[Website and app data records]
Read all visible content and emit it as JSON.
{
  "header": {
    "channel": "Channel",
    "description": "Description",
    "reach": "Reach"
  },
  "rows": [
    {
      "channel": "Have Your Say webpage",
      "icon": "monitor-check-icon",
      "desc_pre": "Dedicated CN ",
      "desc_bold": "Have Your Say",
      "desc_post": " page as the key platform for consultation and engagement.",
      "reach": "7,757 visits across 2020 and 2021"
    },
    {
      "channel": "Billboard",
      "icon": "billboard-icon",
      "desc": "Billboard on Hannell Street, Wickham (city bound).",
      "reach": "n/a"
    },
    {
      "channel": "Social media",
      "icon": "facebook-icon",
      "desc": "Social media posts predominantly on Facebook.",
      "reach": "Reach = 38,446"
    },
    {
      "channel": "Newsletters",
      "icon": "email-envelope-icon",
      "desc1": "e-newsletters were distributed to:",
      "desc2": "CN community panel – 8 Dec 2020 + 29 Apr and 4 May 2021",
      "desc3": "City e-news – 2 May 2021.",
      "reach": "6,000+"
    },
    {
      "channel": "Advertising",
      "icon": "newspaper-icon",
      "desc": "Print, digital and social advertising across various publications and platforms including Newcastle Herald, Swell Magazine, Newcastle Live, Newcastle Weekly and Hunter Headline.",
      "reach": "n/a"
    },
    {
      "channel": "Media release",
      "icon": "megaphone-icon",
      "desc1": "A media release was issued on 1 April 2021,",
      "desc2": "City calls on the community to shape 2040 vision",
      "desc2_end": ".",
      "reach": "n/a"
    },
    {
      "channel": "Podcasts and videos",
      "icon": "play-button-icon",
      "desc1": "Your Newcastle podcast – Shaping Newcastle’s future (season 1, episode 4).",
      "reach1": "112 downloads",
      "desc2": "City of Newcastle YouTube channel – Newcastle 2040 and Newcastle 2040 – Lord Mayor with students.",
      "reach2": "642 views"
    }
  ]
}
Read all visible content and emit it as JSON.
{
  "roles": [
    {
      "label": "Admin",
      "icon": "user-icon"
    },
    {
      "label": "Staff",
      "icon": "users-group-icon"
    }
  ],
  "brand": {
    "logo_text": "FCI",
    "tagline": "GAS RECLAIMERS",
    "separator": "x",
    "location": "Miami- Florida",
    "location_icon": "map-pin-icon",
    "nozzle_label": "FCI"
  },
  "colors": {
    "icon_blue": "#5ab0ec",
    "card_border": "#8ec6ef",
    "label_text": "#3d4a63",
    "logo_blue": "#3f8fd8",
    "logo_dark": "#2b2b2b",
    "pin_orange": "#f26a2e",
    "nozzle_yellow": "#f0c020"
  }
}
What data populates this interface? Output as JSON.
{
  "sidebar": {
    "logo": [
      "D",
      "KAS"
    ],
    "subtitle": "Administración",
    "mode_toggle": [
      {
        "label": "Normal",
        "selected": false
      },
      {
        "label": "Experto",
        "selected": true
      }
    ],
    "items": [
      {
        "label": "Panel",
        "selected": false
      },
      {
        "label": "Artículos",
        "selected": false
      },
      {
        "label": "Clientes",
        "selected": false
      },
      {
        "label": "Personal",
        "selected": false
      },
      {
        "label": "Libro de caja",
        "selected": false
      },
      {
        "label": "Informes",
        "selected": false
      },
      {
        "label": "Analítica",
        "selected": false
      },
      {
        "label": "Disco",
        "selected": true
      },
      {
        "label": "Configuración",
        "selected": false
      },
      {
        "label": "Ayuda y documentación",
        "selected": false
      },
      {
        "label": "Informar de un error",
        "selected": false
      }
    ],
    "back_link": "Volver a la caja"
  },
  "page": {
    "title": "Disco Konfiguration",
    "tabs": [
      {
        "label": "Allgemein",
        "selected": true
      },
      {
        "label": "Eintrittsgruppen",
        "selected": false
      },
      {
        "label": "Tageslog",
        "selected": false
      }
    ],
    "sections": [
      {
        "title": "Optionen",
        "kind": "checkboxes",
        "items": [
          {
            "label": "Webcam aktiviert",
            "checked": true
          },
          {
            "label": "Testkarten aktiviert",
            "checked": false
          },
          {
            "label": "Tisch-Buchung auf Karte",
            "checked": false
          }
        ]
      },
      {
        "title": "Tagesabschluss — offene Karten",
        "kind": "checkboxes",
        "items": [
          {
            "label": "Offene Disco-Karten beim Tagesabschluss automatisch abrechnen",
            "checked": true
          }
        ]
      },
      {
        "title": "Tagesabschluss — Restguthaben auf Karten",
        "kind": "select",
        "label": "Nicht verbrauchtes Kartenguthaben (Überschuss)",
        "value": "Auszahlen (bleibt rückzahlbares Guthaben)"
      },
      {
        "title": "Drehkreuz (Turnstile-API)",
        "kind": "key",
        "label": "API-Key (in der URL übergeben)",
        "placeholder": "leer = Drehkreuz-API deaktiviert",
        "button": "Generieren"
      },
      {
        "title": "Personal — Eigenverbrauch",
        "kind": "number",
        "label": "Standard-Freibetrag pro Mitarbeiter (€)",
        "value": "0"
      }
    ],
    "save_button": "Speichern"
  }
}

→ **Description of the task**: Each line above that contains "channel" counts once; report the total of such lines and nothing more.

→ **Response below**: 9